- _Action item_
Exact copies of all the records below should be returned.

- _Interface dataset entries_
--
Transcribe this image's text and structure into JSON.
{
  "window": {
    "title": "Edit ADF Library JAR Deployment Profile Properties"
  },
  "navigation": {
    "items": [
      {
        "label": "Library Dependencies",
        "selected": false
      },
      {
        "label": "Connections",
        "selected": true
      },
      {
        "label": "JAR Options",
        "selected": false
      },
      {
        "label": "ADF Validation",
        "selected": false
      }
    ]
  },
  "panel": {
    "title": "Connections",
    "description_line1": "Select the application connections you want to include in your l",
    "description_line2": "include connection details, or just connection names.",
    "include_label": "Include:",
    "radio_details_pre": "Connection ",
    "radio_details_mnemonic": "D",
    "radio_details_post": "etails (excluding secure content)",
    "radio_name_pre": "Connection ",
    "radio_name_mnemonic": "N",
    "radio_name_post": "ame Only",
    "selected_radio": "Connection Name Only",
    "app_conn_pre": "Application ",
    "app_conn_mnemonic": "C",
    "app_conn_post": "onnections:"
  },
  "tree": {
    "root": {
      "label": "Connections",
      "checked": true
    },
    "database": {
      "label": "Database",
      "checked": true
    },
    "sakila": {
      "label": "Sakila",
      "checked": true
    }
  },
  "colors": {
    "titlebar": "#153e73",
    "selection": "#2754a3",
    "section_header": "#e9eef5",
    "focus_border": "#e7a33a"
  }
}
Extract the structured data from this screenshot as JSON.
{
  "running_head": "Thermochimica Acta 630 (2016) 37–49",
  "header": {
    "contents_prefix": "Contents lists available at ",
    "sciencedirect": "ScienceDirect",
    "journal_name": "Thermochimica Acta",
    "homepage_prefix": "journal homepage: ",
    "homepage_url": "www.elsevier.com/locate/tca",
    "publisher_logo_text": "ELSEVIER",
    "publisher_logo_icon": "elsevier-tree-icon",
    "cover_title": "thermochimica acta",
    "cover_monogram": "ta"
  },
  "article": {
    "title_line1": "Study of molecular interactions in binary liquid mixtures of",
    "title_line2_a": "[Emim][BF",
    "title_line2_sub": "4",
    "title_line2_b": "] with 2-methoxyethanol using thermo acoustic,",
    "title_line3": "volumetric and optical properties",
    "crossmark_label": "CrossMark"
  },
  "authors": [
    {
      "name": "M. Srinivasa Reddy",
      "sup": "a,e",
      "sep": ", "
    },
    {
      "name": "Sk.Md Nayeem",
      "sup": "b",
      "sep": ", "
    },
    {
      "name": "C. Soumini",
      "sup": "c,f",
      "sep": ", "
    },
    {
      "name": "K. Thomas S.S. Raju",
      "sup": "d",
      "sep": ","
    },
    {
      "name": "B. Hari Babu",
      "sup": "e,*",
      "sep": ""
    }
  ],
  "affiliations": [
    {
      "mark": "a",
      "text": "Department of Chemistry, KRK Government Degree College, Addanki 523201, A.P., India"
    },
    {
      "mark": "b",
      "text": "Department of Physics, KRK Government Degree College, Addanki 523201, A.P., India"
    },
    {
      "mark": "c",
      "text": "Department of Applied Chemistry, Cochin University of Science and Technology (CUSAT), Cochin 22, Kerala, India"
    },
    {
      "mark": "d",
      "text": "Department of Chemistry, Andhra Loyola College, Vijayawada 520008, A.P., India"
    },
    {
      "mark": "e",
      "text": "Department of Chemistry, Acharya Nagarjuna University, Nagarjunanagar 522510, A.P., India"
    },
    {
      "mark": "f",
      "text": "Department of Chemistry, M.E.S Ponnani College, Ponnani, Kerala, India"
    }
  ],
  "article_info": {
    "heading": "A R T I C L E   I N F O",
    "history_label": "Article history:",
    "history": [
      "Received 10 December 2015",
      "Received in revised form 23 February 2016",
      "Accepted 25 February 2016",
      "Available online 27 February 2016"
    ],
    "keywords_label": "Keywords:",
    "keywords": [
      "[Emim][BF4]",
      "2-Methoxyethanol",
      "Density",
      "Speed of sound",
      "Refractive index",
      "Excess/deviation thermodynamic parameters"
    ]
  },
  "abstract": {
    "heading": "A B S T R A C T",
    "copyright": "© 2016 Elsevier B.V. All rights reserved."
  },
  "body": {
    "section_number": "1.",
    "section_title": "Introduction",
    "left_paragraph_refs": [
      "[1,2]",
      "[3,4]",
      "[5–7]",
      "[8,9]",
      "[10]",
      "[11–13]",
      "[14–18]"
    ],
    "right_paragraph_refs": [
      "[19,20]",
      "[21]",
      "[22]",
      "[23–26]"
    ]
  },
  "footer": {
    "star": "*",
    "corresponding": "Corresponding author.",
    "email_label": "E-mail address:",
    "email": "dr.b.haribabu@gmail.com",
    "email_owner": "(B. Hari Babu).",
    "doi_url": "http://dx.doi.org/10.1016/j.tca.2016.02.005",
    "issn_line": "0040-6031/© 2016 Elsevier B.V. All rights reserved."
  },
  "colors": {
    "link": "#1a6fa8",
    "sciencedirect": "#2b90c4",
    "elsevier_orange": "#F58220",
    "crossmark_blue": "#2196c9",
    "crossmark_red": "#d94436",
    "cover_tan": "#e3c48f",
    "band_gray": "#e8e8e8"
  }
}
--
- _Final answer_
Transcribe this image's text and structure into JSON.
{
  "window": {
    "title": "Edit ADF Library JAR Deployment Profile Properties"
  },
  "navigation": {
    "items": [
      {
        "label": "Library Dependencies",
        "selected": false
      },
      {
        "label": "Connections",
        "selected": true
      },
      {
        "label": "JAR Options",
        "selected": false
      },
      {
        "label": "ADF Validation",
        "selected": false
      }
    ]
  },
  "panel": {
    "title": "Connections",
    "description_line1": "Select the application connections you want to include in your l",
    "description_line2": "include connection details, or just connection names.",
    "include_label": "Include:",
    "radio_details_pre": "Connection ",
    "radio_details_mnemonic": "D",
    "radio_details_post": "etails (excluding secure content)",
    "radio_name_pre": "Connection ",
    "radio_name_mnemonic": "N",
    "radio_name_post": "ame Only",
    "selected_radio": "Connection Name Only",
    "app_conn_pre": "Application ",
    "app_conn_mnemonic": "C",
    "app_conn_post": "onnections:"
  },
  "tree": {
    "root": {
      "label": "Connections",
      "checked": true
    },
    "database": {
      "label": "Database",
      "checked": true
    },
    "sakila": {
      "label": "Sakila",
      "checked": true
    }
  },
  "colors": {
    "titlebar": "#153e73",
    "selection": "#2754a3",
    "section_header": "#e9eef5",
    "focus_border": "#e7a33a"
  }
}
Extract the structured data from this screenshot as JSON.
{
  "running_head": "Thermochimica Acta 630 (2016) 37–49",
  "header": {
    "contents_prefix": "Contents lists available at ",
    "sciencedirect": "ScienceDirect",
    "journal_name": "Thermochimica Acta",
    "homepage_prefix": "journal homepage: ",
    "homepage_url": "www.elsevier.com/locate/tca",
    "publisher_logo_text": "ELSEVIER",
    "publisher_logo_icon": "elsevier-tree-icon",
    "cover_title": "thermochimica acta",
    "cover_monogram": "ta"
  },
  "article": {
    "title_line1": "Study of molecular interactions in binary liquid mixtures of",
    "title_line2_a": "[Emim][BF",
    "title_line2_sub": "4",
    "title_line2_b": "] with 2-methoxyethanol using thermo acoustic,",
    "title_line3": "volumetric and optical properties",
    "crossmark_label": "CrossMark"
  },
  "authors": [
    {
      "name": "M. Srinivasa Reddy",
      "sup": "a,e",
      "sep": ", "
    },
    {
      "name": "Sk.Md Nayeem",
      "sup": "b",
      "sep": ", "
    },
    {
      "name": "C. Soumini",
      "sup": "c,f",
      "sep": ", "
    },
    {
      "name": "K. Thomas S.S. Raju",
      "sup": "d",
      "sep": ","
    },
    {
      "name": "B. Hari Babu",
      "sup": "e,*",
      "sep": ""
    }
  ],
  "affiliations": [
    {
      "mark": "a",
      "text": "Department of Chemistry, KRK Government Degree College, Addanki 523201, A.P., India"
    },
    {
      "mark": "b",
      "text": "Department of Physics, KRK Government Degree College, Addanki 523201, A.P., India"
    },
    {
      "mark": "c",
      "text": "Department of Applied Chemistry, Cochin University of Science and Technology (CUSAT), Cochin 22, Kerala, India"
    },
    {
      "mark": "d",
      "text": "Department of Chemistry, Andhra Loyola College, Vijayawada 520008, A.P., India"
    },
    {
      "mark": "e",
      "text": "Department of Chemistry, Acharya Nagarjuna University, Nagarjunanagar 522510, A.P., India"
    },
    {
      "mark": "f",
      "text": "Department of Chemistry, M.E.S Ponnani College, Ponnani, Kerala, India"
    }
  ],
  "article_info": {
    "heading": "A R T I C L E   I N F O",
    "history_label": "Article history:",
    "history": [
      "Received 10 December 2015",
      "Received in revised form 23 February 2016",
      "Accepted 25 February 2016",
      "Available online 27 February 2016"
    ],
    "keywords_label": "Keywords:",
    "keywords": [
      "[Emim][BF4]",
      "2-Methoxyethanol",
      "Density",
      "Speed of sound",
      "Refractive index",
      "Excess/deviation thermodynamic parameters"
    ]
  },
  "abstract": {
    "heading": "A B S T R A C T",
    "copyright": "© 2016 Elsevier B.V. All rights reserved."
  },
  "body": {
    "section_number": "1.",
    "section_title": "Introduction",
    "left_paragraph_refs": [
      "[1,2]",
      "[3,4]",
      "[5–7]",
      "[8,9]",
      "[10]",
      "[11–13]",
      "[14–18]"
    ],
    "right_paragraph_refs": [
      "[19,20]",
      "[21]",
      "[22]",
      "[23–26]"
    ]
  },
  "footer": {
    "star": "*",
    "corresponding": "Corresponding author.",
    "email_label": "E-mail address:",
    "email": "dr.b.haribabu@gmail.com",
    "email_owner": "(B. Hari Babu).",
    "doi_url": "http://dx.doi.org/10.1016/j.tca.2016.02.005",
    "issn_line": "0040-6031/© 2016 Elsevier B.V. All rights reserved."
  },
  "colors": {
    "link": "#1a6fa8",
    "sciencedirect": "#2b90c4",
    "elsevier_orange": "#F58220",
    "crossmark_blue": "#2196c9",
    "crossmark_red": "#d94436",
    "cover_tan": "#e3c48f",
    "band_gray": "#e8e8e8"
  }
}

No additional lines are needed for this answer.